Dataset rows describing interfaces:
-----

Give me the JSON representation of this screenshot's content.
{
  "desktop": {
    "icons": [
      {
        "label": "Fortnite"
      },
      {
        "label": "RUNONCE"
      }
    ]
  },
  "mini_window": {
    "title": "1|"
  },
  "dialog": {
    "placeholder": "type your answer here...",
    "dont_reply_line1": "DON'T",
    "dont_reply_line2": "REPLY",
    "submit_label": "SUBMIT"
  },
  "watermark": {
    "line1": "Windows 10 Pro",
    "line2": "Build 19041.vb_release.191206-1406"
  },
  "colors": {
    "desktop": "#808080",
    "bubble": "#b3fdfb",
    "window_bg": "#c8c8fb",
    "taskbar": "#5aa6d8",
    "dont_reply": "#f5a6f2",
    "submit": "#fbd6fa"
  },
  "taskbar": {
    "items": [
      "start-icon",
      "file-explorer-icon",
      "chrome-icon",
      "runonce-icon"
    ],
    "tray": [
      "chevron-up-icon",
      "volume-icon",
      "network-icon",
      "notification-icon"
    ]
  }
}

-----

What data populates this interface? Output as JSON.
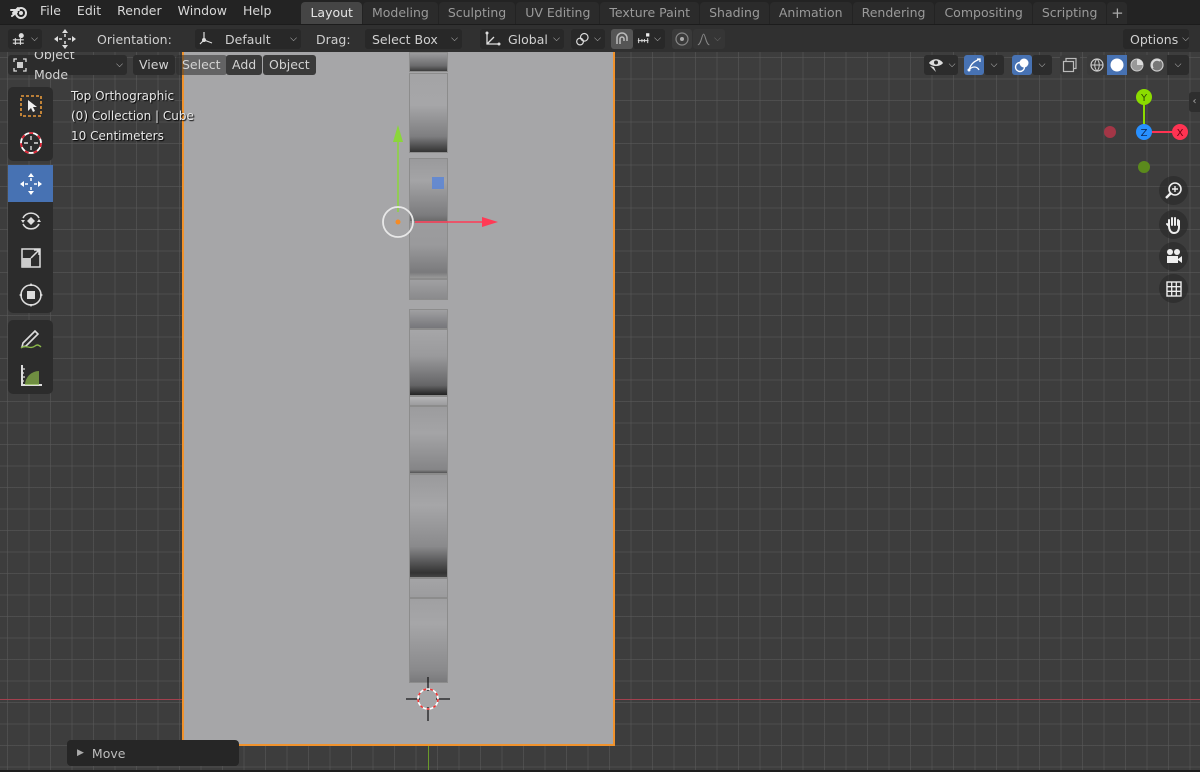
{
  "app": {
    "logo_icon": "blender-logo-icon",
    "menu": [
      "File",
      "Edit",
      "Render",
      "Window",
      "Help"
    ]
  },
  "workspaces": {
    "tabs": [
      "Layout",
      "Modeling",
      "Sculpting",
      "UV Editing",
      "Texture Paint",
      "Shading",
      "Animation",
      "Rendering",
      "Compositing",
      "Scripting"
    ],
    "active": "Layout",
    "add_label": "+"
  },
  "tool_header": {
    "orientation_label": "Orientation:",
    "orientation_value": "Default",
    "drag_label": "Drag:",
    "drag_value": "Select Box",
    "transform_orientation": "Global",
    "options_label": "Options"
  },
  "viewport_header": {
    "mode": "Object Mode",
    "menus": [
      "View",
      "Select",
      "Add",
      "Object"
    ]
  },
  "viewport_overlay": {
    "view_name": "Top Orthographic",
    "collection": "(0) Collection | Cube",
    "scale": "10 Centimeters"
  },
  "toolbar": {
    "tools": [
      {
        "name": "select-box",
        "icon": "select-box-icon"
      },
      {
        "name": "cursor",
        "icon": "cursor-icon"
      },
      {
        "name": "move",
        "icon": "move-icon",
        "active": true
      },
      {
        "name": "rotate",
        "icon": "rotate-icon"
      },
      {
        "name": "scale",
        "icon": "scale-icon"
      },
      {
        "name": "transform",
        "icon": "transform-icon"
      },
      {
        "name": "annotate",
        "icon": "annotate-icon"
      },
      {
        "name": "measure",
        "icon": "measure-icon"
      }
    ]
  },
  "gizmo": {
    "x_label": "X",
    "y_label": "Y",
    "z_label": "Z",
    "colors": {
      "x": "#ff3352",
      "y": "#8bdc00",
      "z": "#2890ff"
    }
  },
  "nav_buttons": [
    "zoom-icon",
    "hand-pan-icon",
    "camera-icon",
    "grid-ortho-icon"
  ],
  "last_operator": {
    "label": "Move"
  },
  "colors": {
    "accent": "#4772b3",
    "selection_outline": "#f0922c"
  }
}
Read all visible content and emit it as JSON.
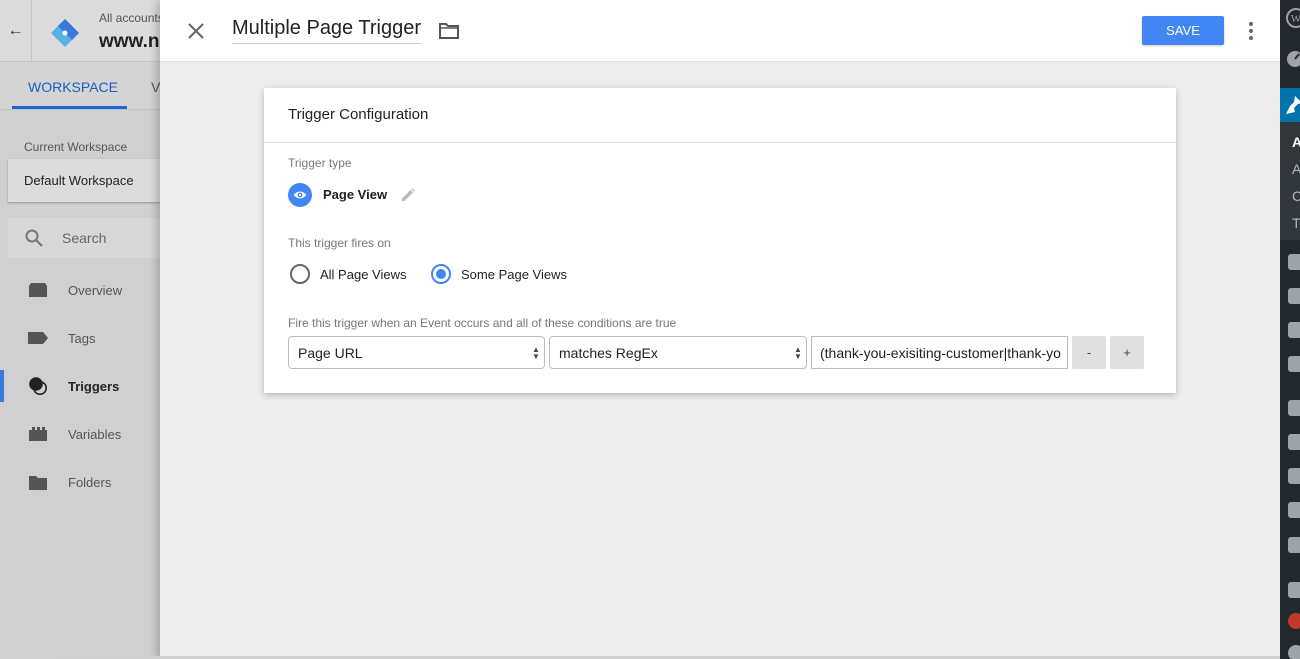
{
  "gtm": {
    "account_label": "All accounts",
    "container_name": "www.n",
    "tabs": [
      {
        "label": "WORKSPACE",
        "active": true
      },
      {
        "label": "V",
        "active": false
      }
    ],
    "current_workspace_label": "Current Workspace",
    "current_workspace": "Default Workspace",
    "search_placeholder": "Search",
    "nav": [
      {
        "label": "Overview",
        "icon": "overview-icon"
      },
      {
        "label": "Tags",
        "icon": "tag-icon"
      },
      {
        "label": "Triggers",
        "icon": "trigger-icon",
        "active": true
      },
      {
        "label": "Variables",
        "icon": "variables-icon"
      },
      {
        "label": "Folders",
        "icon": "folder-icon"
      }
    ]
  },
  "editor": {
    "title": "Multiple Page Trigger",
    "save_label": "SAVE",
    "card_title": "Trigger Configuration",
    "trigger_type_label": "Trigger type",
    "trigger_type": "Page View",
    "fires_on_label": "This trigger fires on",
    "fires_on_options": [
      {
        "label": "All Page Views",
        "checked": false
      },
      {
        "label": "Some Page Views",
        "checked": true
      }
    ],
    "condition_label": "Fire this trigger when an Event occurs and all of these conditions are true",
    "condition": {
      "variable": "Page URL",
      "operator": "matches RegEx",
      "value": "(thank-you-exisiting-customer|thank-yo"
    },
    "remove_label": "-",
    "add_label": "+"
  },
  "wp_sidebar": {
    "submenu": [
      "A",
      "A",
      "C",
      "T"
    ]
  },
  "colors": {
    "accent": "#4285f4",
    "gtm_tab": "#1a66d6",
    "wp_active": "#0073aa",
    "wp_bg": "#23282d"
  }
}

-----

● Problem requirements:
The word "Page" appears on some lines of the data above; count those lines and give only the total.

● Reply to the task:
5